Beyond high school, teachers would continue to be the single greatest influence in my life, offering to me a safe place of understanding. My college and seminary teachers and professors opened my mind in ways that I didn’t know existed and offered me blessing after blessing after blessing with their words of affirmation and encouragement. Through the teaching/learning process they nurtured an imagination within me that taught me that life offers possibility after possibility after possibility. It is not an overstatement when I say that the teachers throughout my entire life—those I have named and others: Bob Poerschke, Alan Neely, Sam Balentine, Elizabeth Barnes, Dick Hester, Bonnie Stone, Lou Rosser and Mahan Siler—have shaped the core of the person I am today. So when I think about how teachers have shaped my life I think of Maya Angelou’s words, “I come as one, but I represent thousands.” Maybe not thousands, but for certain every teacher and every educator whose class I’ve sat in.

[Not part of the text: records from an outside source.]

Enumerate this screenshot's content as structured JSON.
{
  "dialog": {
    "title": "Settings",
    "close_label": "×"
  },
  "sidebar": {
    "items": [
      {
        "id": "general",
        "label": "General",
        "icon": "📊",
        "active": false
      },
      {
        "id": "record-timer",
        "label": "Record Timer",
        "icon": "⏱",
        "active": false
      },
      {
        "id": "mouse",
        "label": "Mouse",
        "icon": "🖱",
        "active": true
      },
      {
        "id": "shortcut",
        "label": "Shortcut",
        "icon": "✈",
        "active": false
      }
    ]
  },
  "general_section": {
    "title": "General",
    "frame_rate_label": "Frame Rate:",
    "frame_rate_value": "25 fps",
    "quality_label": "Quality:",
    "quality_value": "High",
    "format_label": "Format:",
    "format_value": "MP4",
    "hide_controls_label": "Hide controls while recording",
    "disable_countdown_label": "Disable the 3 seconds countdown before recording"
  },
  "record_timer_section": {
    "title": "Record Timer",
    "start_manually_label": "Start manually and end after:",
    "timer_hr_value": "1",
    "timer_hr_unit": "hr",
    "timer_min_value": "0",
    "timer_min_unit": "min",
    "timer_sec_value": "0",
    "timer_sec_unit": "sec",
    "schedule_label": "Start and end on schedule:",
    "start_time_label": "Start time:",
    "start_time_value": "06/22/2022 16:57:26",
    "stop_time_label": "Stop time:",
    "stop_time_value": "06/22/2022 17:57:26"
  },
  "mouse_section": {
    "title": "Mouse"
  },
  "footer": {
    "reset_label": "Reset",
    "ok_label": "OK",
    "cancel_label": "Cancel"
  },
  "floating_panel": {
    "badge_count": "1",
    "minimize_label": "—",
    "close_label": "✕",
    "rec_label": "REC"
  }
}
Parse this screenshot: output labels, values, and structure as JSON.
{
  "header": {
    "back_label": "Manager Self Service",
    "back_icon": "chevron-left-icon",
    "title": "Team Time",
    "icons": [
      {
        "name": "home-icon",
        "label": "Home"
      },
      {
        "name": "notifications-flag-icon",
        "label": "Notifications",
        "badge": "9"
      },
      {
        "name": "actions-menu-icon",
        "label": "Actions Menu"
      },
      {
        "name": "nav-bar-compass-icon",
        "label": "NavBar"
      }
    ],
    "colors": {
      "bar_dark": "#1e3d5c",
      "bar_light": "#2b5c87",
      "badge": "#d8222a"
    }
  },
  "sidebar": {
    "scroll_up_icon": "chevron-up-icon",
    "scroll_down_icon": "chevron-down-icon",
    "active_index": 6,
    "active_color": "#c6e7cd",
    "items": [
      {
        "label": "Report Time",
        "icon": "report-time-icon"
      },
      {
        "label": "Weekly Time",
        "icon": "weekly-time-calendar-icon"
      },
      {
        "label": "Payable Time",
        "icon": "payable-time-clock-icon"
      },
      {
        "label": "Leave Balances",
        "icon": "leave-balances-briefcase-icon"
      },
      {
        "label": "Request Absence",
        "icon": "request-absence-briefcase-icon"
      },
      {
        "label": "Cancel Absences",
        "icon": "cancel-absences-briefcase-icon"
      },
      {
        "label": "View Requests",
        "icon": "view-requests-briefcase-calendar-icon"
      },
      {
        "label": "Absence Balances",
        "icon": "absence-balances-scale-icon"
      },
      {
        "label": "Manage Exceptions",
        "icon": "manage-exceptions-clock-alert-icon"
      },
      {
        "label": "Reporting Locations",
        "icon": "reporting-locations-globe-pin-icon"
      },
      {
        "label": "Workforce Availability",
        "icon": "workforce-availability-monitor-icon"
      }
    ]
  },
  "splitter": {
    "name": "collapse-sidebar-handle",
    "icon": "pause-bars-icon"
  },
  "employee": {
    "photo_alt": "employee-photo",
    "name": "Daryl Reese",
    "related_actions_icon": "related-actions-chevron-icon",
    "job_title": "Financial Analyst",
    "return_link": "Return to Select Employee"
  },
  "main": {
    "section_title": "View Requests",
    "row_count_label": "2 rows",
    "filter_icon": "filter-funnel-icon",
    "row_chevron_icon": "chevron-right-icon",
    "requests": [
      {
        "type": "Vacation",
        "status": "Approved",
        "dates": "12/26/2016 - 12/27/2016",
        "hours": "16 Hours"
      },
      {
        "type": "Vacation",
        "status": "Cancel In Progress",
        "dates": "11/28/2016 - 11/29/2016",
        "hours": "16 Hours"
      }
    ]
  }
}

Today, our state is in a crisis when it comes to public education and supporting those who teach our children. Elizabeth Queen who is an MDiv student at Duke Divinity who compiled a document for the North Carolina Council of Churches titled “A Call to Action for People of Faith and Public Education”: “In the United States, the value of education is a given for most people. Research and overwhelming public opinion both attest to the importance of the classroom as a laboratory for learning and skill development. Education is a doorway to resources that improve both the lives of students and their communities by providing them with social and cognitive skills that equip them for successful participation in society.” Despite this, she goes on to say “North Carolina’s education policies often do not support [the] basic needs of students and educators. Chris Hill, Director of the North Carolina Justice Center’s Education and Law Project, noted that there are several threats to public education in North Carolina that widen the achievement gap between student groups and undermine the adequate and equitable education of all the state’s students.” It seems that in NC the value of education may not be a given for many children.